Wednesday, March 22, 2017
In recognition of World Water Day the City of Goshen Stormwater Department would like to announce the new look for the Sewer Department’s Camera Truck. This stormwater message reminds those who see it that each of us has a role to play in preventing stormwater pollution. Remember “Only Rain Down... more
Wednesday, March 22, 2017
Mayor Jeremy Stutsman is proud to designate March 2017 through March 2018 as the Year of Goodness in Goshen. This Year is a way to remind residents of all the great things that happen in our community. During this Year Mayor Stutsman will recognize individuals, organizations and businesses that... more
Wednesday, March 22, 2017
On Wednesday, March 22, 2017, a boil order is being issued because of Water Main Construction. The Indiana Department of Environmental Management requires the Water Utility to issue a boil water order for the affected area of: On Washington between S 7th and S 10th. Once two (2) consecutive water... more
The Department of Stormwater Management is part of the Goshen Engineering Department and is located at 204 East Jefferson Street, Goshen, Indiana, which used to be the old Goshen High School.
The Goshen Department of Stormwater Management works daily to prevent polluted stormwater runoff from impacting our natural water resources by working closely with a variety of other public and private partners within the City of Goshen, Elkhart County, and the State of Indiana.
The goal for the management of stormwater is "Clean Water for Everyone". In order to get there, the Department of Stormwater Management provides education and opportunities for the public to be involved, identifies and addresses illicit discharges to the storm sewer system or our local waterways, monitors construction sites and newly developed areas for stormwater compliance, and makes sure the City conducts operations and maintains its facilities in a manner that does not introduce pollution into our own local waterways.
Stormwater is water from snow and ice melting, as well as rainwater from storms. When rain or melting snow and ice fall or flow across natural surfaces like forests and grassy areas, most of it will soak into the soil. When it lands on streets, parking lots, and other hard surfaces, it runs off to another location like a storm drain or a local waterway.
As stormwater flows (or snow melts), it picks up debris (such as trash, grass clippings, etc.), chemicals (such as fertilizers and pesticides), sediment, and other pollutants. This "contaminated" water then enters a storm sewer system and is eventually discharged to a local wetland, stream, or river.

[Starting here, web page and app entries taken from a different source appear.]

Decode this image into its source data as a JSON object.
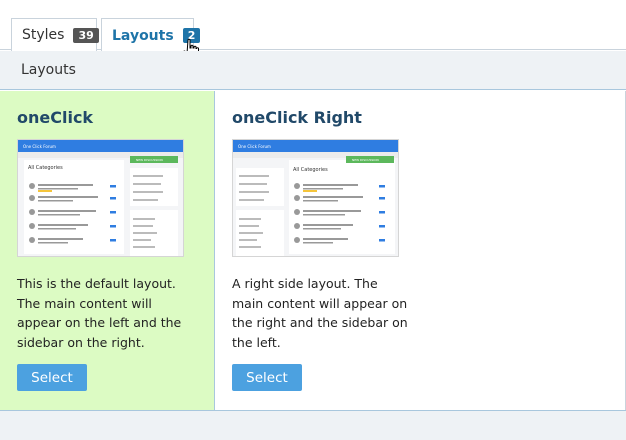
{
  "tabs": [
    {
      "label": "Styles",
      "count": "39"
    },
    {
      "label": "Layouts",
      "count": "2"
    }
  ],
  "section": {
    "title": "Layouts"
  },
  "layouts": [
    {
      "name": "oneClick",
      "description": "This is the default layout. The main content will appear on the left and the sidebar on the right.",
      "button": "Select",
      "thumbnail": {
        "forum_title": "One Click Forum",
        "heading": "All Categories",
        "new_button": "NEW DISCUSSION"
      }
    },
    {
      "name": "oneClick Right",
      "description": "A right side layout. The main content will appear on the right and the sidebar on the left.",
      "button": "Select",
      "thumbnail": {
        "forum_title": "One Click Forum",
        "heading": "All Categories",
        "new_button": "NEW DISCUSSION"
      }
    }
  ],
  "colors": {
    "accent": "#1e74a8",
    "selected_bg": "#dcfbc3",
    "button": "#4ca1e0",
    "thumb_header": "#2f7de1"
  }
}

Within the City of Goshen and other urban areas, stormwater runoff comes from yards, roofs, driveways, parking lots, construction sites, and streets (these are all called hard surfaces except for yards), and flows into miles of storm sewers, swales, and ditches located under or next to our City streets and eventually reaches our local waterways. Stormwater picks up oil, grease, sediments, automotive fluids, trash, lawn chemicals, and other pollutants that are harmful to the environment and is often discharged/released to our local waterways untreated. Untreated stormwater affects our ability to use our local water bodies for drinking, fishing, and recreational purposes and it degrades fish and other aquatic habitats. The only way to lessen stormwater pollution is to reduce the amount of pollutants washed away by stormwater.
For more information on the origins of the Department of Stormwater Management and the Staff, click here.

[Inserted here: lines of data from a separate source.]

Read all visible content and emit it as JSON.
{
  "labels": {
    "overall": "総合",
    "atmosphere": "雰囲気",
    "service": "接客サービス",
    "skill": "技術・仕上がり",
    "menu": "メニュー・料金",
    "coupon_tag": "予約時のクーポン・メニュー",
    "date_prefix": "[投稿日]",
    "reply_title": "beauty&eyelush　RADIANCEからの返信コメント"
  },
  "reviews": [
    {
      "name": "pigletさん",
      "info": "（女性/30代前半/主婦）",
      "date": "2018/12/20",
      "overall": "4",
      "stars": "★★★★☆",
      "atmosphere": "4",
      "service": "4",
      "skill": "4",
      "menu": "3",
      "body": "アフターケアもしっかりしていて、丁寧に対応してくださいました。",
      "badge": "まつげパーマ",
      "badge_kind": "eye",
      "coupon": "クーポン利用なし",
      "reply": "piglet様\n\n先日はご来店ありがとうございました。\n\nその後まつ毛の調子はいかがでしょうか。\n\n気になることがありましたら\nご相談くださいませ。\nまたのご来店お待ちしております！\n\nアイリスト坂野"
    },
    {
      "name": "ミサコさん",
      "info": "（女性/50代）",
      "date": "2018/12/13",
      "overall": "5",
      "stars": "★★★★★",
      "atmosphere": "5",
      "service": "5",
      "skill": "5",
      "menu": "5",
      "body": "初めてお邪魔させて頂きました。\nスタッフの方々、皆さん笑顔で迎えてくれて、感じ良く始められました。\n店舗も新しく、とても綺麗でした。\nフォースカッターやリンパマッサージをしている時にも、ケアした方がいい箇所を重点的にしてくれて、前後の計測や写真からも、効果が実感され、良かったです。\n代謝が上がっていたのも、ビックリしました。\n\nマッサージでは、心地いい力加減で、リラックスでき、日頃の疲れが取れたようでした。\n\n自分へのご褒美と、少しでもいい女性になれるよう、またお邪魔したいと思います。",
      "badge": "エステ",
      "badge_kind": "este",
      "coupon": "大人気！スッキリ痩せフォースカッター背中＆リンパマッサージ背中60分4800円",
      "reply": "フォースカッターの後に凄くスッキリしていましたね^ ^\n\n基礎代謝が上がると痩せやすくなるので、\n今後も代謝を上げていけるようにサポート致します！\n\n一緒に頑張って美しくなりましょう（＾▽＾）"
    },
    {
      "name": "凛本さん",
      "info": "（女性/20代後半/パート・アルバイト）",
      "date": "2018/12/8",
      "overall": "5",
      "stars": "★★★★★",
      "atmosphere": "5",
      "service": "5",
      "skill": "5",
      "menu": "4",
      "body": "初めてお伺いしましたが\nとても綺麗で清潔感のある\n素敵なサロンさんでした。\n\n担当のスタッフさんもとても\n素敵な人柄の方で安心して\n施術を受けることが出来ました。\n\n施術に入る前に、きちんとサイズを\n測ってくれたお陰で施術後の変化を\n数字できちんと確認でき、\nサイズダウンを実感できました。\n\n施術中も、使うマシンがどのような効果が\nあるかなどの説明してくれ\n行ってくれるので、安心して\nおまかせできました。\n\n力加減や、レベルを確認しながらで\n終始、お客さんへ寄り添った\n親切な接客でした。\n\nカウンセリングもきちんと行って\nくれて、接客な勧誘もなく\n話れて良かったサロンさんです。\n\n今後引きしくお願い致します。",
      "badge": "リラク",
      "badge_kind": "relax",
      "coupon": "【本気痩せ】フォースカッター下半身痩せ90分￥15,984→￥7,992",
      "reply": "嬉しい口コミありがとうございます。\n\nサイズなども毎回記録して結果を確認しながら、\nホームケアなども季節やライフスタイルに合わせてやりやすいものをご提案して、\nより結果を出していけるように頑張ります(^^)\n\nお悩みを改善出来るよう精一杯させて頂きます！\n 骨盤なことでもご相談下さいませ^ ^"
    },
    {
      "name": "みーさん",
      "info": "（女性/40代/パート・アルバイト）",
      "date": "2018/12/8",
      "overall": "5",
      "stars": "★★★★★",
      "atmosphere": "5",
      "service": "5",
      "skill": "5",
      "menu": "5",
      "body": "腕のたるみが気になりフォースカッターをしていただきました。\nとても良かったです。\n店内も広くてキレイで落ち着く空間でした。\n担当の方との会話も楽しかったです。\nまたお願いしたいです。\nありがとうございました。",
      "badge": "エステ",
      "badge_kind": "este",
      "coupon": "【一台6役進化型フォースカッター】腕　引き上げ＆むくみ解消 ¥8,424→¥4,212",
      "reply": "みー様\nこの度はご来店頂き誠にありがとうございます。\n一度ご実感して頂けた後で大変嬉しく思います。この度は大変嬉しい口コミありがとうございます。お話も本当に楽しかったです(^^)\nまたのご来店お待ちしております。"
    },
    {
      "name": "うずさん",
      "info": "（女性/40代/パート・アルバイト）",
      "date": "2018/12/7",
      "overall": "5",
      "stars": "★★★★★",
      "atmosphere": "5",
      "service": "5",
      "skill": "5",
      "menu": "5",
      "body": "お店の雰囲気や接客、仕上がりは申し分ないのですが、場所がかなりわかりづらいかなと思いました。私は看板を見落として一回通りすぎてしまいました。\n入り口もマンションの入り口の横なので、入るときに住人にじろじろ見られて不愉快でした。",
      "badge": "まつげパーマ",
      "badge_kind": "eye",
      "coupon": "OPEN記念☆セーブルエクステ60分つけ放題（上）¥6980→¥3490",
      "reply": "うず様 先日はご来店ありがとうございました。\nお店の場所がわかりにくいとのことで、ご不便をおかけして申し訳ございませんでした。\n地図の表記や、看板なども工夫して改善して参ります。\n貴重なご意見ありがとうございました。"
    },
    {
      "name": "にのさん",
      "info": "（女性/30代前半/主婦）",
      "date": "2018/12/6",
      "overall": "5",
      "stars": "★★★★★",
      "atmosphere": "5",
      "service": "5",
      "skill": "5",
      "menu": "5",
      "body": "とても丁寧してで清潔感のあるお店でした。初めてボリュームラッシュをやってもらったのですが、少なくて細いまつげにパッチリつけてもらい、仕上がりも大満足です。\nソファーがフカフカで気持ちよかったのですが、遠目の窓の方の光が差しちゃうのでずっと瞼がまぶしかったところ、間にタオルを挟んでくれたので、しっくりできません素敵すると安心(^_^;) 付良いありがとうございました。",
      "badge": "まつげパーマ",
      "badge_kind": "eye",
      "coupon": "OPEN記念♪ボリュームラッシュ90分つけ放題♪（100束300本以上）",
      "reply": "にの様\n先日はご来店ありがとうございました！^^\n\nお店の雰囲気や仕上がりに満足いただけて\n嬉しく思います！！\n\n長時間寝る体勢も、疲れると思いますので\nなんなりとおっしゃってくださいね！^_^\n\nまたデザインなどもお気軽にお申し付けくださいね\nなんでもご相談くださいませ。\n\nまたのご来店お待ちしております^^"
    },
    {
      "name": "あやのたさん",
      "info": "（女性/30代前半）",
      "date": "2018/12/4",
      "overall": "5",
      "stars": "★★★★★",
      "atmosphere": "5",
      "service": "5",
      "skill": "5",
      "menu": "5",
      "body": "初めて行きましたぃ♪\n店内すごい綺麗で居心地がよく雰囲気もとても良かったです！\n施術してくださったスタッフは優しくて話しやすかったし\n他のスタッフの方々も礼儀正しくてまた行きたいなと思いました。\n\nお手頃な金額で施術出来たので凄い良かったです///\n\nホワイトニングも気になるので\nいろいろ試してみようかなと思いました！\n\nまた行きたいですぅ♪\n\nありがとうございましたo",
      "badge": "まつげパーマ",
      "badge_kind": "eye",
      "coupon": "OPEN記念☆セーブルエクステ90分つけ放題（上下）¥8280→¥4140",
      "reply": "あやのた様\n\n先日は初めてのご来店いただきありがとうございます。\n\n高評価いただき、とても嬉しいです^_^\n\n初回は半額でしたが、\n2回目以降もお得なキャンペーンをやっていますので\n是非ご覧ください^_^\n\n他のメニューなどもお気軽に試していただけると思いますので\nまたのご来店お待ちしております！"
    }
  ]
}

For additional stormwater and water quality related news visit the Stormwater News Archive.
February 2017: In this month's Newsletter find out what steps to follow on small construction projects to prevent stormwater pollution and learn about what can and cannot be dumped down a drain (storm, kitchen, and bathroom).
January 2017: A tradition at the beginning of a new year is to make resolutions on how to improve your life. It is also a great time to refresh your memory on different topics. This month's Newsletter (Spanish) offers a chance for you to refresh your memory on why the City of Goshen is an MS4. Additionally, you can find out who the 2016 Stormwater Hunter of the Year is. Finally, the Greater Elkhart County Stormwater Partnership is looking for pictures for the 2018-2019 Elkhart County Waters Calendar.

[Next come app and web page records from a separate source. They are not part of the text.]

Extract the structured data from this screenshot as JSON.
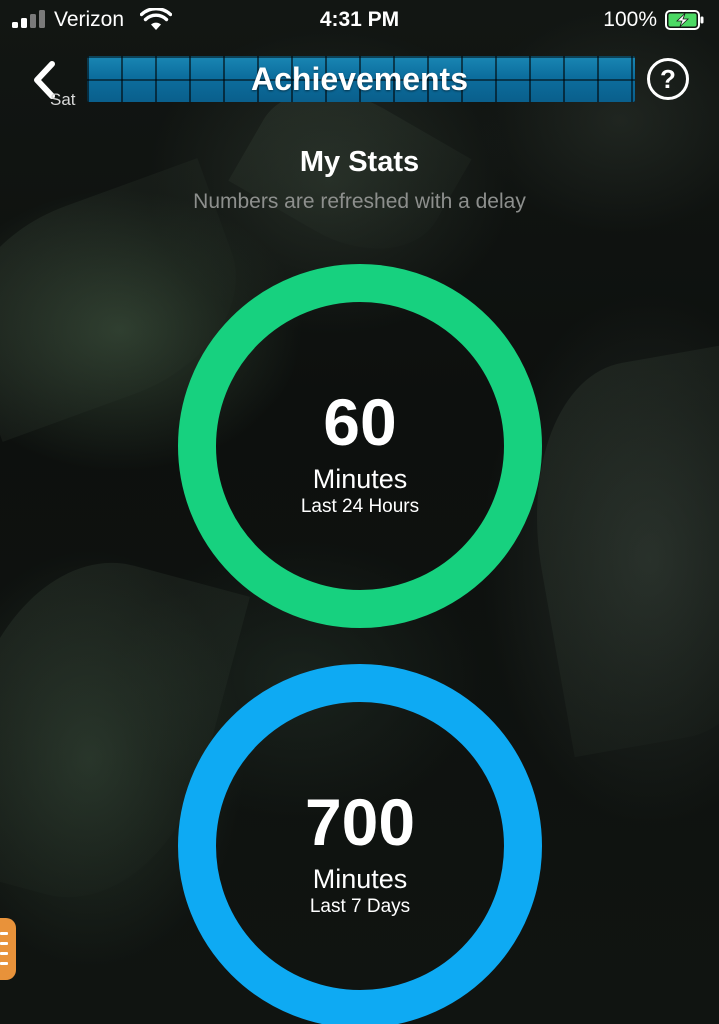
{
  "status_bar": {
    "carrier": "Verizon",
    "time": "4:31 PM",
    "battery_percent": "100%",
    "battery_color": "#4cd964"
  },
  "header": {
    "back_label": "Sat",
    "title": "Achievements",
    "help_label": "?"
  },
  "stats": {
    "title": "My Stats",
    "subtitle": "Numbers are refreshed with a delay",
    "cards": [
      {
        "value": "60",
        "unit": "Minutes",
        "period": "Last 24 Hours",
        "color": "#17d17f"
      },
      {
        "value": "700",
        "unit": "Minutes",
        "period": "Last 7 Days",
        "color": "#0eaaf3"
      }
    ]
  },
  "side_menu": {
    "color": "#e8923a",
    "icon": "menu-lines-icon"
  }
}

December 2016: The holiday season is upon us and you might be trying to find that perfect gift for a loved one but don't forget to also think about what to do with the stuff being replaced. Find out why it is important to and how to properly dispose of electronic waste in this month's Newsletter. Additionally, find out why food and beverage packaging is a major source of waterborne trash and how to reduce it.
November 2016: Winter is coming and those areas of bare soil need some cover. Learn more about why any cover is better than none. The Great Lakes are a wonderful treasure but we are filling them with an unknown plastic pollutant: microfibers. Find out more in this month's Newsletter (Spanish).
October 2016: Happy New Water Year! Find out what the celebration is all about and why trees are so important for reducing the impacts of stormwater runoff in this month's Newsletter. Read Here
To see past Stormwater Toolbox Newsletter Click Here.